Website and app data records
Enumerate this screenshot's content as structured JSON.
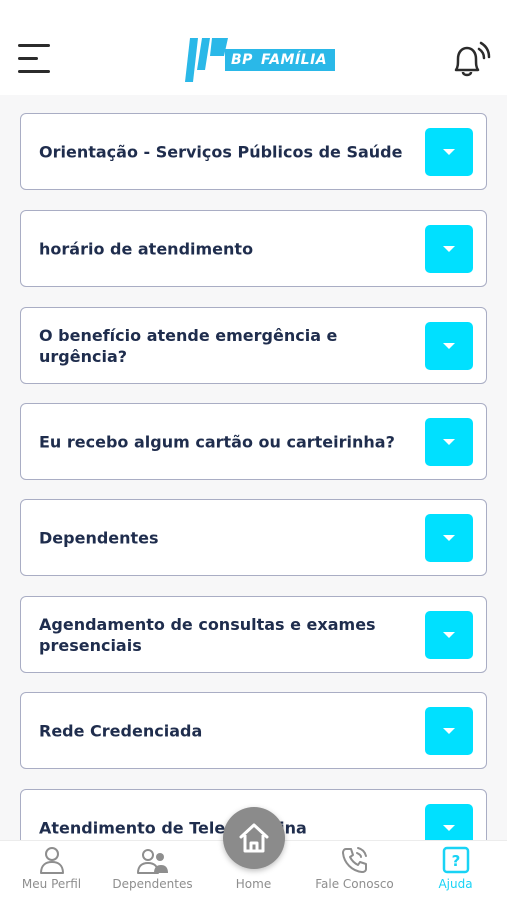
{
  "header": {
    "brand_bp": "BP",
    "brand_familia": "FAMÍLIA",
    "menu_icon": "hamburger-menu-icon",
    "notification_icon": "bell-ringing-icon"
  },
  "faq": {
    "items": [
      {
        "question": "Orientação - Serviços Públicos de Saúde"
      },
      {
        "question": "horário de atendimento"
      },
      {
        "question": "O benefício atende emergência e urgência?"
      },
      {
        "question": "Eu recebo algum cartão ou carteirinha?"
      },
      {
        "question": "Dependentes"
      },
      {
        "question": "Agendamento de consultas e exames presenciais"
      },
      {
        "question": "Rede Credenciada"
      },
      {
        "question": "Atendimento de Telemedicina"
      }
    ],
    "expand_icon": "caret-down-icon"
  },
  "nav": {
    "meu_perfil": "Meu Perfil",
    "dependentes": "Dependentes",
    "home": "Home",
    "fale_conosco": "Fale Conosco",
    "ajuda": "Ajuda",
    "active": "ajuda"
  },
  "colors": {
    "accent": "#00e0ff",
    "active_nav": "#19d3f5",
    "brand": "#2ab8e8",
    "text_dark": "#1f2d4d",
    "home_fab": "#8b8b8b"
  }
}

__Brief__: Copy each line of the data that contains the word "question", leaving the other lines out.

__Reply to the exercise__:
        "question": "Orientação - Serviços Públicos de Saúde"
        "question": "horário de atendimento"
        "question": "O benefício atende emergência e urgência?"
        "question": "Eu recebo algum cartão ou carteirinha?"
        "question": "Dependentes"
        "question": "Agendamento de consultas e exames presenciais"
        "question": "Rede Credenciada"
        "question": "Atendimento de Telemedicina"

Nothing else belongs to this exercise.